In many ways this does seem like a good fit for Netflix: it is filled with big, brashly enjoyable performances by actors who manage to command the screen and make everything seem sweet, even as their characters are doing utterly idiotic things that beggar belief. Even George MacKay manages to make likeable a tangential character (a street drinker with some borderline mental health issues that manifest in misplaced aggression) who could easily be excised from the film altogether. I mean, if you like musicals then you know that a bit of heightened emotion expressed via song, choreographed dance and carefully-chosen colour palettes can paper over a myriad of contrivances at a plot level — whether it’s overly knowing and precocious child actors, love stories that take strange turns in kebab shops, interracial hook-ups on buses and park benches, and inexplicably popular estate pubs. But whatever else happens, there are those actors, all of whom are so very likeable — and seem so grounded in identifiably London types — that I’m inclined to forgive everything.

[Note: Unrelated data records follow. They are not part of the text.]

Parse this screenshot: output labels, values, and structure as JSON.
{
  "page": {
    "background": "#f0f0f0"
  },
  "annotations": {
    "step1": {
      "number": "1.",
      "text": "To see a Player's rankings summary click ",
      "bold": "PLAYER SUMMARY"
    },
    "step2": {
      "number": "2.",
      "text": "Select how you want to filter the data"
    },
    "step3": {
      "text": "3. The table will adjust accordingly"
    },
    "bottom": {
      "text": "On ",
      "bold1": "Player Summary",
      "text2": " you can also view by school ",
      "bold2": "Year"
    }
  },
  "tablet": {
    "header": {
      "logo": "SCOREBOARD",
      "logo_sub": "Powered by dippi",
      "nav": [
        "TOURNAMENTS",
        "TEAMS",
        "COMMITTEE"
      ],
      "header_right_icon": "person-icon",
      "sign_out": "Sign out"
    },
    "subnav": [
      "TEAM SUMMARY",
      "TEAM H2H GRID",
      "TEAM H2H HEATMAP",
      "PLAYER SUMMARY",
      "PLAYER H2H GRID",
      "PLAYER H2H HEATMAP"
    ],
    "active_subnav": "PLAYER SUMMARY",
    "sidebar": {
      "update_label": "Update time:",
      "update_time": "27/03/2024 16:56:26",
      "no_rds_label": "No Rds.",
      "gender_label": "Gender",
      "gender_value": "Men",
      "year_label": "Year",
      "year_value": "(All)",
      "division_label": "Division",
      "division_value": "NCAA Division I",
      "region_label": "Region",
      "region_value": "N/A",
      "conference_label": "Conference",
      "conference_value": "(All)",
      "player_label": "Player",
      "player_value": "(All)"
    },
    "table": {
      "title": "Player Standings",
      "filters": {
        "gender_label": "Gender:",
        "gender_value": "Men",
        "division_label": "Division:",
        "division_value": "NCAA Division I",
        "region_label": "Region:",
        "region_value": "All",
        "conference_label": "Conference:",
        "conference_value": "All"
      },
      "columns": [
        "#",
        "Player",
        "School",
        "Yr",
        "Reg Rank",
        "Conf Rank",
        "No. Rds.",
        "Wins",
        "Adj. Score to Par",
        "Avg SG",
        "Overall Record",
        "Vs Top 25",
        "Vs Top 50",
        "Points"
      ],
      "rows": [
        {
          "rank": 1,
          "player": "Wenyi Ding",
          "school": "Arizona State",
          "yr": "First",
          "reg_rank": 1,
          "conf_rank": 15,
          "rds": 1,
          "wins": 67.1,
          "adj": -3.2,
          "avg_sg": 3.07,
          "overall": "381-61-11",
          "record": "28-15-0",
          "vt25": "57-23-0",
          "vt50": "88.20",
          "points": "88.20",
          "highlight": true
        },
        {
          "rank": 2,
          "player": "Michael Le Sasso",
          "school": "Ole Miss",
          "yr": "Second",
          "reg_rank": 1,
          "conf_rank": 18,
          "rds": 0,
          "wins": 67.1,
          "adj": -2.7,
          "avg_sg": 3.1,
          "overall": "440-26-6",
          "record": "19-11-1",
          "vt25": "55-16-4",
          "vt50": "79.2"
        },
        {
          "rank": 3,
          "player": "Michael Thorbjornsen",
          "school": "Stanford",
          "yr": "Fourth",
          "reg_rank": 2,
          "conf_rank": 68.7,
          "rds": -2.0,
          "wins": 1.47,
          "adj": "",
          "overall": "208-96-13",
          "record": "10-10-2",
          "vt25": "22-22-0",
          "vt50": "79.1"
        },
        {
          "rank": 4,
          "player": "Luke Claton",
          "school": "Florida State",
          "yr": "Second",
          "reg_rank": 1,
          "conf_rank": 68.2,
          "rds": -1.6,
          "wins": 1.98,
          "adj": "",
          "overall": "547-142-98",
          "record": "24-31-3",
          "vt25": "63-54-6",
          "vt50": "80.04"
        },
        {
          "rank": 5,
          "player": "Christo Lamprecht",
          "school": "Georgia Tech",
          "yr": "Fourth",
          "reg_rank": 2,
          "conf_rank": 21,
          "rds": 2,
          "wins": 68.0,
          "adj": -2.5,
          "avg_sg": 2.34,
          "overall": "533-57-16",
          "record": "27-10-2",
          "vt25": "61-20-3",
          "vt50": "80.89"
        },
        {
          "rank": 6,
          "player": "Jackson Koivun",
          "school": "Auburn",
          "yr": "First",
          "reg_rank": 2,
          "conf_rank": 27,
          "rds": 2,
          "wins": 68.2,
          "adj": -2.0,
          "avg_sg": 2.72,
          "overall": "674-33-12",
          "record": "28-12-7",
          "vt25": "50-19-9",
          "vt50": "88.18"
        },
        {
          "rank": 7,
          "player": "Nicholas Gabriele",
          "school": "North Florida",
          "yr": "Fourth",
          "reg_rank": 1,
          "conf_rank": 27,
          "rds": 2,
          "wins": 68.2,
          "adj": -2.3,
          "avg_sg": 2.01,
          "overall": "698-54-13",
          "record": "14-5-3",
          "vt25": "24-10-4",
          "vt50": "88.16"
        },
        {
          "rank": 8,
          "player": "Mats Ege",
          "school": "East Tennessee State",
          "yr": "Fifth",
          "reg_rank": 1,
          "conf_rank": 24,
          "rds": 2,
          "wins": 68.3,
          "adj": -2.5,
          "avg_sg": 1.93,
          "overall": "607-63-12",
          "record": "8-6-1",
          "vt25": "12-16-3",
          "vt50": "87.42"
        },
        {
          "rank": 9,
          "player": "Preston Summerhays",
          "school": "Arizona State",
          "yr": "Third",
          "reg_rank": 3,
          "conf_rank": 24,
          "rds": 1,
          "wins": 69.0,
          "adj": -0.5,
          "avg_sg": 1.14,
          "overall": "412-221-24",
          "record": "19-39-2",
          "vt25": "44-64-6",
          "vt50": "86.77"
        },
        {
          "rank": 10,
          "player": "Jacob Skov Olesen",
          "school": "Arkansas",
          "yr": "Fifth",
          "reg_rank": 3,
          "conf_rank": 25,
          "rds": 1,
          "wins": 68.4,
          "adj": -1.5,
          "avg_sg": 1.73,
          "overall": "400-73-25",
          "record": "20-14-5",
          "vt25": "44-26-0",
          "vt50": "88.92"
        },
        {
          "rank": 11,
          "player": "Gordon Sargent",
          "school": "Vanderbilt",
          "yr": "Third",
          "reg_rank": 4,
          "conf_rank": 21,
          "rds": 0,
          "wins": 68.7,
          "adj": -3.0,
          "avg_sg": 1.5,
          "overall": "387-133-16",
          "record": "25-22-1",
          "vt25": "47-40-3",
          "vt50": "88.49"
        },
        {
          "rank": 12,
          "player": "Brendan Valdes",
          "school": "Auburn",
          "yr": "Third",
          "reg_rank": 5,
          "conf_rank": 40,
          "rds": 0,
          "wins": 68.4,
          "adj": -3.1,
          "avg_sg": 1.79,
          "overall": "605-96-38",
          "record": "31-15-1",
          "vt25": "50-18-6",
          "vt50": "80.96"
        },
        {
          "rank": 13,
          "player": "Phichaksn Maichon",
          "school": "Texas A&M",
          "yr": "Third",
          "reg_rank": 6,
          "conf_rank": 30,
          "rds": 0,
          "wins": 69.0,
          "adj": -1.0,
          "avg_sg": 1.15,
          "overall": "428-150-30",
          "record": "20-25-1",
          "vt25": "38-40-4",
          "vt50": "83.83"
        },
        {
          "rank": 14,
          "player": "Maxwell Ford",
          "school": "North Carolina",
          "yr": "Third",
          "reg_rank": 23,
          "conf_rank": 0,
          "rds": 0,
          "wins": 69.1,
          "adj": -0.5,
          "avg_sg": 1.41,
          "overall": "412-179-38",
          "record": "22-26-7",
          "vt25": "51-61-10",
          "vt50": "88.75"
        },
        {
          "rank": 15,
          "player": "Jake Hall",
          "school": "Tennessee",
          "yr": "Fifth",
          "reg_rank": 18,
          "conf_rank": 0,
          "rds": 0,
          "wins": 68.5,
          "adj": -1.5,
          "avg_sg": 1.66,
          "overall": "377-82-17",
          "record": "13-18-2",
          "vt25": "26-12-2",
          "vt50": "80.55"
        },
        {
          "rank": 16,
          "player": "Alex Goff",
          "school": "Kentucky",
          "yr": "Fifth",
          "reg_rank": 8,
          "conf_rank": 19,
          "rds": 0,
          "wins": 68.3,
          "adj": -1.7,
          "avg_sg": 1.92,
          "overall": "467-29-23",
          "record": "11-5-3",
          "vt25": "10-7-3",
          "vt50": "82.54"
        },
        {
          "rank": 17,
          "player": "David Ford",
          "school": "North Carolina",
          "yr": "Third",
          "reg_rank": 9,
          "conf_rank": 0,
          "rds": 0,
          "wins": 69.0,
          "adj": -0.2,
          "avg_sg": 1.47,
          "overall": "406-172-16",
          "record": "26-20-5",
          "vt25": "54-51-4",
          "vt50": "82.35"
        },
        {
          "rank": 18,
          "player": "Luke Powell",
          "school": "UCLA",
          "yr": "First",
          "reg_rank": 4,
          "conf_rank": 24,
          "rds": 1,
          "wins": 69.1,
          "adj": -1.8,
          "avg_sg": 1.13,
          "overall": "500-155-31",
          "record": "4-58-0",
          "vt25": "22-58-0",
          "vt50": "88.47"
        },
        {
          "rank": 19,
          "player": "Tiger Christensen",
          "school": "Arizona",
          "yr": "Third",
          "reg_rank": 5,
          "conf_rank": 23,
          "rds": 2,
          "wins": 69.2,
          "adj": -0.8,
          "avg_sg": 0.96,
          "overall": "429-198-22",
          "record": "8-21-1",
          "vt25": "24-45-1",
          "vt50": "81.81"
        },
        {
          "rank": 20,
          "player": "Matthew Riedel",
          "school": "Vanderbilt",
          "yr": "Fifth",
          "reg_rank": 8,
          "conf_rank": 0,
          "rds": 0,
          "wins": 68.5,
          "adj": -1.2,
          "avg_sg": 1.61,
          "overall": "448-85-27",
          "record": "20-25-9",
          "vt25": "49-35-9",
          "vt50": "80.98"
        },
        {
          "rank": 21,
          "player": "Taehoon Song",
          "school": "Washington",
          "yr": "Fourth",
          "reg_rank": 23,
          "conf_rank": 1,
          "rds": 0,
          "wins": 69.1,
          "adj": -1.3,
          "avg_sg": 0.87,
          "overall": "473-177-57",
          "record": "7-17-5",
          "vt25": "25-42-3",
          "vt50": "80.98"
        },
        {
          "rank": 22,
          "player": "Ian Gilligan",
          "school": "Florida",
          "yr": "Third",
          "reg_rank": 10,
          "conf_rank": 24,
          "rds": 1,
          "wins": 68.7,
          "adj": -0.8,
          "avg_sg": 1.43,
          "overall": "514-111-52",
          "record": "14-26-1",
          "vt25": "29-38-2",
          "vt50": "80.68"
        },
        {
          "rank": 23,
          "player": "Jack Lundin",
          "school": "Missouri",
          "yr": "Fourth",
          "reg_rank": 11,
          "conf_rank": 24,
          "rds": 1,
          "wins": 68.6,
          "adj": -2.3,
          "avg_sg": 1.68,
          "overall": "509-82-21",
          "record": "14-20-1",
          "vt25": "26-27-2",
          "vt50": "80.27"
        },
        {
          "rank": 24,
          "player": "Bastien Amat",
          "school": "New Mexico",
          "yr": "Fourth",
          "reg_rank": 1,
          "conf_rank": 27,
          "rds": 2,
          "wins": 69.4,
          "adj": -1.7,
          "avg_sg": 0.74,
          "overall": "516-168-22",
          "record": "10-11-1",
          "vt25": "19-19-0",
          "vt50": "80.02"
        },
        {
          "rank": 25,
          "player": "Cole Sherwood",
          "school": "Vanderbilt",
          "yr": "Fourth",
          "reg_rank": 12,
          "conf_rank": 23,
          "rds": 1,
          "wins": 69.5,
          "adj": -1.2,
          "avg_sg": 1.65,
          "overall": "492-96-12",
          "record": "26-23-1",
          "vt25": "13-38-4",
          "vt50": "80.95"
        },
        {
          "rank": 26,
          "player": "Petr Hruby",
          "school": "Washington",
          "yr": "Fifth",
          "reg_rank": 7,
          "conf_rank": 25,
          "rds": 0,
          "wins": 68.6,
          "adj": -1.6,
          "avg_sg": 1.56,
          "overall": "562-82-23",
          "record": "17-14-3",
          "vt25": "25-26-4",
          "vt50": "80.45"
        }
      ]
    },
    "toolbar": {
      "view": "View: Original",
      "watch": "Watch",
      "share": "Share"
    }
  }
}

Director Tinge Krishnan; Writer Ché Walker (based on his musical and play); Cinematographer Catherine Derry; Starring Michaela Coel, Arinze Kene, George MacKay; Length 100 minutes.
Seen at Rich Mix, London, Monday 15 October 2018.